= Exercise =
Repeat the data below exactly, with every entry included.

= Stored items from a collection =
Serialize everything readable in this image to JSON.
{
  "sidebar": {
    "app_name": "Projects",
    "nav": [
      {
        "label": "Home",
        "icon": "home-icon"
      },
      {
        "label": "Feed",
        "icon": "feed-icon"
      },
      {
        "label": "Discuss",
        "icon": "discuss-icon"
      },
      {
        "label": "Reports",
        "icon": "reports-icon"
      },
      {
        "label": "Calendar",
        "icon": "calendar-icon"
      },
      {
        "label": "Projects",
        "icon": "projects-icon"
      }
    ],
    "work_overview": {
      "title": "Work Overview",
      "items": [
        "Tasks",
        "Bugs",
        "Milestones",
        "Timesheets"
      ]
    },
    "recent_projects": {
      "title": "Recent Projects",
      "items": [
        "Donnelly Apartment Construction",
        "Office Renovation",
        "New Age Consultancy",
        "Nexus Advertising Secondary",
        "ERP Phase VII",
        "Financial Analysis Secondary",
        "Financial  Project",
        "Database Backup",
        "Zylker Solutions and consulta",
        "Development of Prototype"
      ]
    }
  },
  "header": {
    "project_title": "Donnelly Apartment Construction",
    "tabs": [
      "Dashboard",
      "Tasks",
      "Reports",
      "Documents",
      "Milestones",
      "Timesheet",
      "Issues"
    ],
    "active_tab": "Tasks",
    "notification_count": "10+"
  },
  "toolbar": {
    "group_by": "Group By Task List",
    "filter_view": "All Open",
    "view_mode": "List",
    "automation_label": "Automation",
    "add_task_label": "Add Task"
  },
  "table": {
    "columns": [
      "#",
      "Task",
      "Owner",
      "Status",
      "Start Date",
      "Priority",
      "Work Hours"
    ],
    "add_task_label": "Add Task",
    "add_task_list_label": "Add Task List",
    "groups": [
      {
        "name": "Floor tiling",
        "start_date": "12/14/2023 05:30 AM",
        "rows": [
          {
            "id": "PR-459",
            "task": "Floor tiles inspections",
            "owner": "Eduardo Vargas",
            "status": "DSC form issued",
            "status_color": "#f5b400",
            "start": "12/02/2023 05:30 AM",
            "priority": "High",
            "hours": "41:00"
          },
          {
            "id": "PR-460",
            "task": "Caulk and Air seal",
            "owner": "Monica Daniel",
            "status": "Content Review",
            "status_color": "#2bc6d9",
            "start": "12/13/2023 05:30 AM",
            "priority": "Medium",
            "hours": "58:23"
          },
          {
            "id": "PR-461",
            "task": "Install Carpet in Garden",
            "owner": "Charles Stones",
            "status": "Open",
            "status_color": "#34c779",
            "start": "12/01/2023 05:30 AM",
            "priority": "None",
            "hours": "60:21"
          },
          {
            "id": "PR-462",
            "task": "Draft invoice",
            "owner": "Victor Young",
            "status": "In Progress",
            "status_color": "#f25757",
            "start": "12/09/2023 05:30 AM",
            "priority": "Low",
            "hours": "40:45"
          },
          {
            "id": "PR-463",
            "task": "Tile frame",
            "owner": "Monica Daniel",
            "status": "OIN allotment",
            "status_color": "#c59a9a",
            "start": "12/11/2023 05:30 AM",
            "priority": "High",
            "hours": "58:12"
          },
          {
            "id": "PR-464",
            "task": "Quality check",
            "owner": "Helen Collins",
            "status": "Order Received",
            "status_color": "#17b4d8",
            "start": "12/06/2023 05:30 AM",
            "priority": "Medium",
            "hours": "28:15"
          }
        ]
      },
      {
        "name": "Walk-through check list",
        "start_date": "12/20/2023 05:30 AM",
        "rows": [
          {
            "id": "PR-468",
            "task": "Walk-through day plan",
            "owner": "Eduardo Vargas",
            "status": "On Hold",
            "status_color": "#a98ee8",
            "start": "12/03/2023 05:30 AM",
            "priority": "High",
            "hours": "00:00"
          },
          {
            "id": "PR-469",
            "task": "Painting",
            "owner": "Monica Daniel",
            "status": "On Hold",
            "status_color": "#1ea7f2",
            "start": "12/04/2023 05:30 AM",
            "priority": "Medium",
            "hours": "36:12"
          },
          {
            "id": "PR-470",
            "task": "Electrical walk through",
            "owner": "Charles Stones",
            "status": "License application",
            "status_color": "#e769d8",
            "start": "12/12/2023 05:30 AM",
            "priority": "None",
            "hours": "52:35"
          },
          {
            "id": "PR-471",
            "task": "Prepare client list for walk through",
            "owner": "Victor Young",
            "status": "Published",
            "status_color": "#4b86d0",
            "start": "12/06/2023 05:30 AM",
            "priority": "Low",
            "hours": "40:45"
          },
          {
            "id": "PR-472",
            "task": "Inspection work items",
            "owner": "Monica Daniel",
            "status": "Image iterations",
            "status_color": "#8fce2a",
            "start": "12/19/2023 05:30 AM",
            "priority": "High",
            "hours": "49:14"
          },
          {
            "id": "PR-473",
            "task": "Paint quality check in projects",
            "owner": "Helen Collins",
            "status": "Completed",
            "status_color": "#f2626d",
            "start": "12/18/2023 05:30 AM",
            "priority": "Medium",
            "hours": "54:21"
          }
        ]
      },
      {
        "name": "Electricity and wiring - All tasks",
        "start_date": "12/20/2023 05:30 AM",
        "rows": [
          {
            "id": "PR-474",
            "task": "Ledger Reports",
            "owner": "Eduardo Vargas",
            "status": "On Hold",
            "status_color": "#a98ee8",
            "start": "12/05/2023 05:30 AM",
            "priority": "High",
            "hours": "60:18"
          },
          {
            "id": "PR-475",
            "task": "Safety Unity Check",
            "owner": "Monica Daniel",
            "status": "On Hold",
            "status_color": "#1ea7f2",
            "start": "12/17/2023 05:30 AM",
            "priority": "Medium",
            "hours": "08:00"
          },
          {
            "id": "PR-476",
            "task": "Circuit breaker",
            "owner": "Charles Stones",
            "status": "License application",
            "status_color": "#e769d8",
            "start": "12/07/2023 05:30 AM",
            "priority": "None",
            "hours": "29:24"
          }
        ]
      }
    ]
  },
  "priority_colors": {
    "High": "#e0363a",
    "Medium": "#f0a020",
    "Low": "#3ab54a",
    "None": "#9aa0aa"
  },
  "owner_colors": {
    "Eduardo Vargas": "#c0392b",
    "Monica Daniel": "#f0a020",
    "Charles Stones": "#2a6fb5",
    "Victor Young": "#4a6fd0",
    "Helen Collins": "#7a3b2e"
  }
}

= Solved exercise =
Serialize everything readable in this image to JSON.
{
  "sidebar": {
    "app_name": "Projects",
    "nav": [
      {
        "label": "Home",
        "icon": "home-icon"
      },
      {
        "label": "Feed",
        "icon": "feed-icon"
      },
      {
        "label": "Discuss",
        "icon": "discuss-icon"
      },
      {
        "label": "Reports",
        "icon": "reports-icon"
      },
      {
        "label": "Calendar",
        "icon": "calendar-icon"
      },
      {
        "label": "Projects",
        "icon": "projects-icon"
      }
    ],
    "work_overview": {
      "title": "Work Overview",
      "items": [
        "Tasks",
        "Bugs",
        "Milestones",
        "Timesheets"
      ]
    },
    "recent_projects": {
      "title": "Recent Projects",
      "items": [
        "Donnelly Apartment Construction",
        "Office Renovation",
        "New Age Consultancy",
        "Nexus Advertising Secondary",
        "ERP Phase VII",
        "Financial Analysis Secondary",
        "Financial  Project",
        "Database Backup",
        "Zylker Solutions and consulta",
        "Development of Prototype"
      ]
    }
  },
  "header": {
    "project_title": "Donnelly Apartment Construction",
    "tabs": [
      "Dashboard",
      "Tasks",
      "Reports",
      "Documents",
      "Milestones",
      "Timesheet",
      "Issues"
    ],
    "active_tab": "Tasks",
    "notification_count": "10+"
  },
  "toolbar": {
    "group_by": "Group By Task List",
    "filter_view": "All Open",
    "view_mode": "List",
    "automation_label": "Automation",
    "add_task_label": "Add Task"
  },
  "table": {
    "columns": [
      "#",
      "Task",
      "Owner",
      "Status",
      "Start Date",
      "Priority",
      "Work Hours"
    ],
    "add_task_label": "Add Task",
    "add_task_list_label": "Add Task List",
    "groups": [
      {
        "name": "Floor tiling",
        "start_date": "12/14/2023 05:30 AM",
        "rows": [
          {
            "id": "PR-459",
            "task": "Floor tiles inspections",
            "owner": "Eduardo Vargas",
            "status": "DSC form issued",
            "status_color": "#f5b400",
            "start": "12/02/2023 05:30 AM",
            "priority": "High",
            "hours": "41:00"
          },
          {
            "id": "PR-460",
            "task": "Caulk and Air seal",
            "owner": "Monica Daniel",
            "status": "Content Review",
            "status_color": "#2bc6d9",
            "start": "12/13/2023 05:30 AM",
            "priority": "Medium",
            "hours": "58:23"
          },
          {
            "id": "PR-461",
            "task": "Install Carpet in Garden",
            "owner": "Charles Stones",
            "status": "Open",
            "status_color": "#34c779",
            "start": "12/01/2023 05:30 AM",
            "priority": "None",
            "hours": "60:21"
          },
          {
            "id": "PR-462",
            "task": "Draft invoice",
            "owner": "Victor Young",
            "status": "In Progress",
            "status_color": "#f25757",
            "start": "12/09/2023 05:30 AM",
            "priority": "Low",
            "hours": "40:45"
          },
          {
            "id": "PR-463",
            "task": "Tile frame",
            "owner": "Monica Daniel",
            "status": "OIN allotment",
            "status_color": "#c59a9a",
            "start": "12/11/2023 05:30 AM",
            "priority": "High",
            "hours": "58:12"
          },
          {
            "id": "PR-464",
            "task": "Quality check",
            "owner": "Helen Collins",
            "status": "Order Received",
            "status_color": "#17b4d8",
            "start": "12/06/2023 05:30 AM",
            "priority": "Medium",
            "hours": "28:15"
          }
        ]
      },
      {
        "name": "Walk-through check list",
        "start_date": "12/20/2023 05:30 AM",
        "rows": [
          {
            "id": "PR-468",
            "task": "Walk-through day plan",
            "owner": "Eduardo Vargas",
            "status": "On Hold",
            "status_color": "#a98ee8",
            "start": "12/03/2023 05:30 AM",
            "priority": "High",
            "hours": "00:00"
          },
          {
            "id": "PR-469",
            "task": "Painting",
            "owner": "Monica Daniel",
            "status": "On Hold",
            "status_color": "#1ea7f2",
            "start": "12/04/2023 05:30 AM",
            "priority": "Medium",
            "hours": "36:12"
          },
          {
            "id": "PR-470",
            "task": "Electrical walk through",
            "owner": "Charles Stones",
            "status": "License application",
            "status_color": "#e769d8",
            "start": "12/12/2023 05:30 AM",
            "priority": "None",
            "hours": "52:35"
          },
          {
            "id": "PR-471",
            "task": "Prepare client list for walk through",
            "owner": "Victor Young",
            "status": "Published",
            "status_color": "#4b86d0",
            "start": "12/06/2023 05:30 AM",
            "priority": "Low",
            "hours": "40:45"
          },
          {
            "id": "PR-472",
            "task": "Inspection work items",
            "owner": "Monica Daniel",
            "status": "Image iterations",
            "status_color": "#8fce2a",
            "start": "12/19/2023 05:30 AM",
            "priority": "High",
            "hours": "49:14"
          },
          {
            "id": "PR-473",
            "task": "Paint quality check in projects",
            "owner": "Helen Collins",
            "status": "Completed",
            "status_color": "#f2626d",
            "start": "12/18/2023 05:30 AM",
            "priority": "Medium",
            "hours": "54:21"
          }
        ]
      },
      {
        "name": "Electricity and wiring - All tasks",
        "start_date": "12/20/2023 05:30 AM",
        "rows": [
          {
            "id": "PR-474",
            "task": "Ledger Reports",
            "owner": "Eduardo Vargas",
            "status": "On Hold",
            "status_color": "#a98ee8",
            "start": "12/05/2023 05:30 AM",
            "priority": "High",
            "hours": "60:18"
          },
          {
            "id": "PR-475",
            "task": "Safety Unity Check",
            "owner": "Monica Daniel",
            "status": "On Hold",
            "status_color": "#1ea7f2",
            "start": "12/17/2023 05:30 AM",
            "priority": "Medium",
            "hours": "08:00"
          },
          {
            "id": "PR-476",
            "task": "Circuit breaker",
            "owner": "Charles Stones",
            "status": "License application",
            "status_color": "#e769d8",
            "start": "12/07/2023 05:30 AM",
            "priority": "None",
            "hours": "29:24"
          }
        ]
      }
    ]
  },
  "priority_colors": {
    "High": "#e0363a",
    "Medium": "#f0a020",
    "Low": "#3ab54a",
    "None": "#9aa0aa"
  },
  "owner_colors": {
    "Eduardo Vargas": "#c0392b",
    "Monica Daniel": "#f0a020",
    "Charles Stones": "#2a6fb5",
    "Victor Young": "#4a6fd0",
    "Helen Collins": "#7a3b2e"
  }
}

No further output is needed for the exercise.